Monday, November 2, 2020
Griffon - Ὸ θεὀς ὸ βασιλεὐς (2020)
Part of this is the seamless production, which is leveling out everything from the spacious choirs, French spoken word, pianos, strings, sparkling leads and harmonies, and then the over the top rasps of Aharon which transcend their own hideousness as a sort of cradle of primacy from which the more elegant tones bloom. There's a lot of melancholy and somber grace which carry the moods of the note choices, there isn't much of an evil vibe to the material so much as there is a sort of searing paean to the tragedies of antiquity. The guitars are rich with riffing of all styles, from black tremolo picking to more punchy power or progressive metal sequences; and you could even feel that they'd entertain regardless of whether all the other elements of the band's orchestration were absent other than the intense drumming and vocals. But neither does it hurt the material whatsoever that it is so saturated with the airiness of the symphonics which are often complimenting the guitars on a note-for-note basis.
The album feels just right at around 40 minutes, with only one track that is pure interlude ("..et Praetera Nihil"), and even that one feels lush with its fluttering flutes and eerie, somber male choirs.

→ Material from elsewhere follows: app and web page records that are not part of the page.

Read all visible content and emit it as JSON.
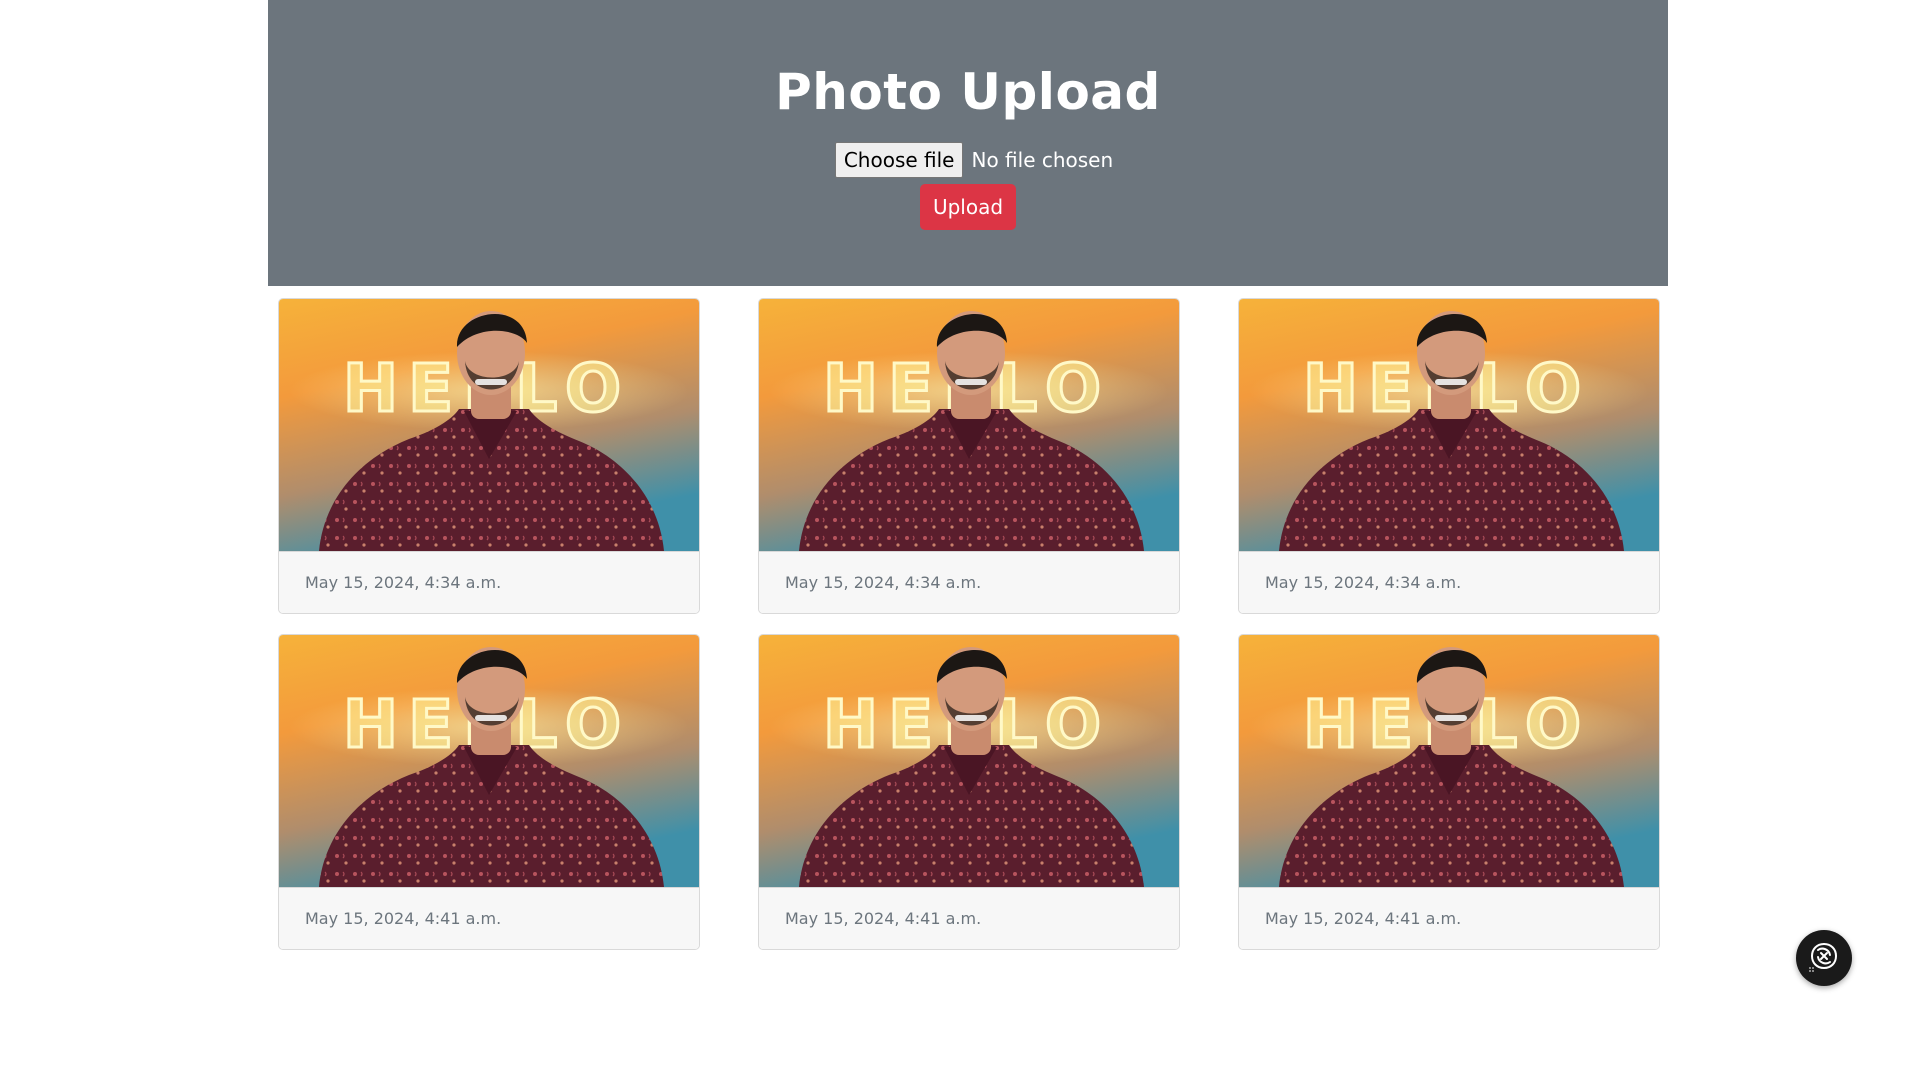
{
  "header": {
    "title": "Photo Upload",
    "choose_file_label": "Choose file",
    "file_status": "No file chosen",
    "upload_label": "Upload"
  },
  "photos": [
    {
      "timestamp": "May 15, 2024, 4:34 a.m."
    },
    {
      "timestamp": "May 15, 2024, 4:34 a.m."
    },
    {
      "timestamp": "May 15, 2024, 4:34 a.m."
    },
    {
      "timestamp": "May 15, 2024, 4:41 a.m."
    },
    {
      "timestamp": "May 15, 2024, 4:41 a.m."
    },
    {
      "timestamp": "May 15, 2024, 4:41 a.m."
    }
  ],
  "photo_overlay_text": "HELLO",
  "colors": {
    "hero_bg": "#6c757d",
    "upload_button": "#dc3545",
    "footer_text": "#6c757d"
  },
  "icons": {
    "assistant": "spiral-logo-icon"
  }
}
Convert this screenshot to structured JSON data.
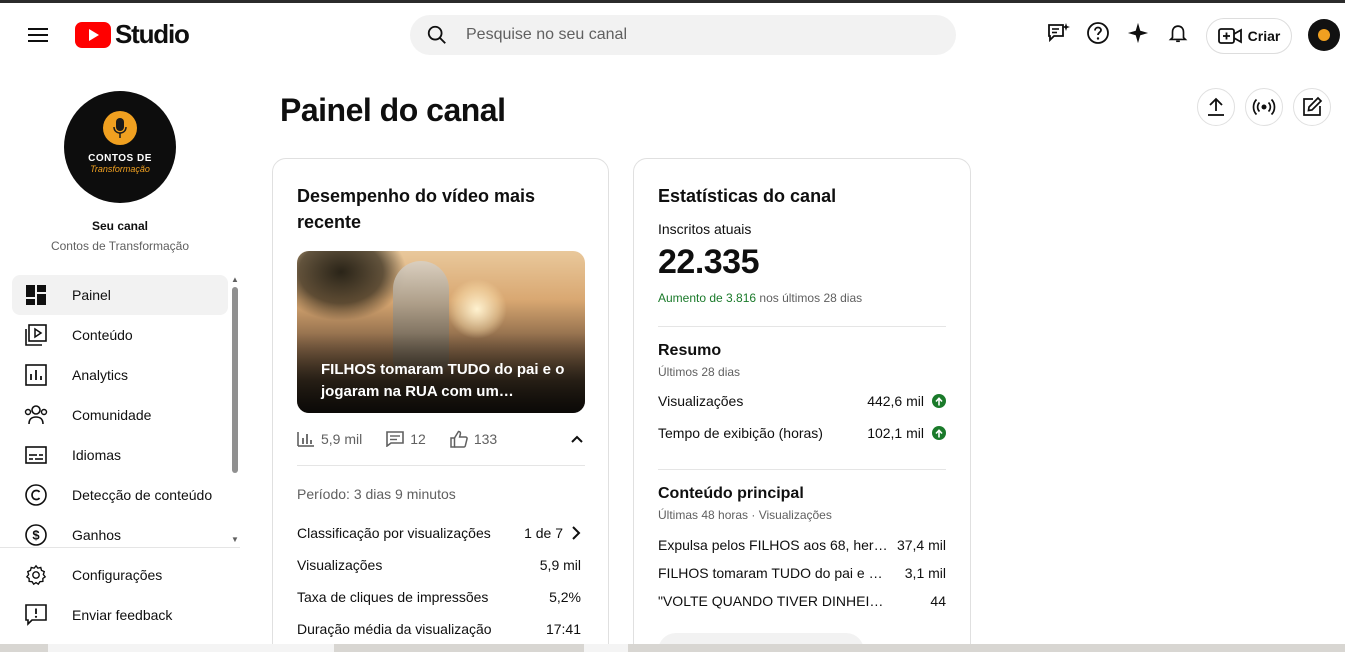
{
  "header": {
    "logo_text": "Studio",
    "search_placeholder": "Pesquise no seu canal",
    "create_label": "Criar"
  },
  "sidebar": {
    "channel_label": "Seu canal",
    "channel_name": "Contos de Transformação",
    "avatar_line1": "CONTOS DE",
    "avatar_line2": "Transformação",
    "items": [
      {
        "label": "Painel",
        "icon": "dashboard-icon",
        "active": true
      },
      {
        "label": "Conteúdo",
        "icon": "content-icon"
      },
      {
        "label": "Analytics",
        "icon": "analytics-icon"
      },
      {
        "label": "Comunidade",
        "icon": "community-icon"
      },
      {
        "label": "Idiomas",
        "icon": "subtitles-icon"
      },
      {
        "label": "Detecção de conteúdo",
        "icon": "copyright-icon"
      },
      {
        "label": "Ganhos",
        "icon": "earn-icon"
      }
    ],
    "bottom_items": [
      {
        "label": "Configurações",
        "icon": "settings-icon"
      },
      {
        "label": "Enviar feedback",
        "icon": "feedback-icon"
      }
    ]
  },
  "main": {
    "title": "Painel do canal"
  },
  "latest_video": {
    "card_title": "Desempenho do vídeo mais recente",
    "video_title": "FILHOS tomaram TUDO do pai e o jogaram na RUA com um…",
    "views": "5,9 mil",
    "comments": "12",
    "likes": "133",
    "period": "Período: 3 dias 9 minutos",
    "metrics": [
      {
        "label": "Classificação por visualizações",
        "value": "1 de 7"
      },
      {
        "label": "Visualizações",
        "value": "5,9 mil"
      },
      {
        "label": "Taxa de cliques de impressões",
        "value": "5,2%"
      },
      {
        "label": "Duração média da visualização",
        "value": "17:41"
      }
    ]
  },
  "channel_stats": {
    "card_title": "Estatísticas do canal",
    "subs_label": "Inscritos atuais",
    "subs_value": "22.335",
    "growth_highlight": "Aumento de 3.816",
    "growth_rest": " nos últimos 28 dias",
    "summary_title": "Resumo",
    "summary_sub": "Últimos 28 dias",
    "summary_rows": [
      {
        "label": "Visualizações",
        "value": "442,6 mil"
      },
      {
        "label": "Tempo de exibição (horas)",
        "value": "102,1 mil"
      }
    ],
    "top_title": "Conteúdo principal",
    "top_sub": "Últimas 48 horas · Visualizações",
    "top_rows": [
      {
        "label": "Expulsa pelos FILHOS aos 68, herd…",
        "value": "37,4 mil"
      },
      {
        "label": "FILHOS tomaram TUDO do pai e o j…",
        "value": "3,1 mil"
      },
      {
        "label": "\"VOLTE QUANDO TIVER DINHEIRO\" …",
        "value": "44"
      }
    ]
  },
  "colors": {
    "youtube_red": "#ff0000",
    "growth_green": "#1a7a2a"
  }
}
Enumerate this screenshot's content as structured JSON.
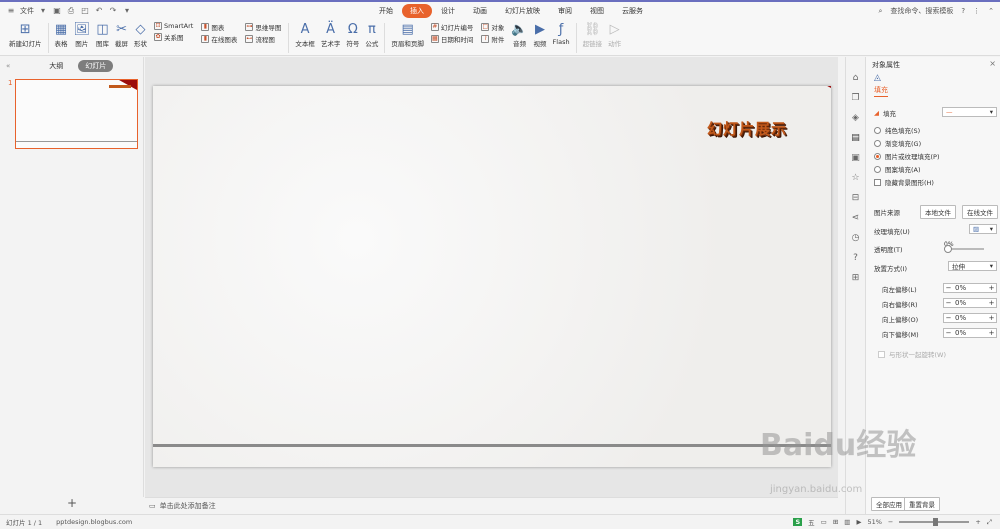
{
  "titlebar": {
    "file_menu": "文件",
    "tabs": [
      "开始",
      "插入",
      "设计",
      "动画",
      "幻灯片放映",
      "审阅",
      "视图",
      "云服务"
    ],
    "active_tab": "插入",
    "search": "查找命令、搜索模板",
    "help": "?"
  },
  "ribbon": {
    "new_slide": "新建幻灯片",
    "table": "表格",
    "picture": "图片",
    "gallery": "图库",
    "screenshot": "截屏",
    "shape": "形状",
    "smartart": "SmartArt",
    "relation": "关系图",
    "chart": "图表",
    "online_chart": "在线图表",
    "mindmap": "思维导图",
    "flowchart": "流程图",
    "textbox": "文本框",
    "wordart": "艺术字",
    "symbol": "符号",
    "formula": "公式",
    "header_footer": "页眉和页脚",
    "slide_number": "幻灯片编号",
    "datetime": "日期和时间",
    "object": "对象",
    "attachment": "附件",
    "audio": "音频",
    "video": "视频",
    "flash": "Flash",
    "hyperlink": "超链接",
    "action": "动作"
  },
  "left_pane": {
    "tabs": [
      "大纲",
      "幻灯片"
    ],
    "active_tab": "幻灯片",
    "slide_number": "1",
    "add_label": "+"
  },
  "slide": {
    "title_text": "幻灯片展示"
  },
  "notes": {
    "placeholder": "单击此处添加备注"
  },
  "right_pane": {
    "title": "对象属性",
    "fill_tab": "填充",
    "fill_section": "填充",
    "options": [
      "纯色填充(S)",
      "渐变填充(G)",
      "图片或纹理填充(P)",
      "图案填充(A)"
    ],
    "selected_option": "图片或纹理填充(P)",
    "hide_bg": "隐藏背景图形(H)",
    "picture_source_label": "图片来源",
    "local_file": "本地文件",
    "online_file": "在线文件",
    "texture_label": "纹理填充(U)",
    "transparency_label": "透明度(T)",
    "transparency_value": "0%",
    "placement_label": "放置方式(I)",
    "placement_value": "拉伸",
    "offsets": [
      {
        "label": "向左偏移(L)",
        "value": "0%"
      },
      {
        "label": "向右偏移(R)",
        "value": "0%"
      },
      {
        "label": "向上偏移(O)",
        "value": "0%"
      },
      {
        "label": "向下偏移(M)",
        "value": "0%"
      }
    ],
    "rotate_with_shape": "与形状一起旋转(W)",
    "apply_all": "全部应用",
    "reset_bg": "重置背景"
  },
  "statusbar": {
    "slide_count": "幻灯片 1 / 1",
    "author": "pptdesign.blogbus.com",
    "zoom": "51%"
  },
  "watermark": {
    "text": "Baidu经验",
    "url": "jingyan.baidu.com"
  }
}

Nothing ever feels tacky or overblown despite the sheer variety, and I'd say this might be the greatest attempt at a sort of 'neo-classicist' black metal I've heard on the French scenes. Where they've got their avant-garde exemplars and a strong wave of Renaissance or Medieval themed black metal outfits, and a few that check the boxes for other sub-strains of the genre, Griffon sounds rather refreshing and unique, and when it comes to proficiency and production they really have it all down pat on what is only their sophomore full-length, with much more to offer than 2016's Har HaKarmel, which was on its own already a fairly accomplished formidable debut, and sets up the material here even with its slightly less polished approach. But Ὸ θεὀς ὸ βασιλεὐς is simply next level, and offers earned rewards with each repeated listen, with enough of an identity that it stands alongside but apart the major names in symphonic European black metal.
Verdict: Win [8.25/10]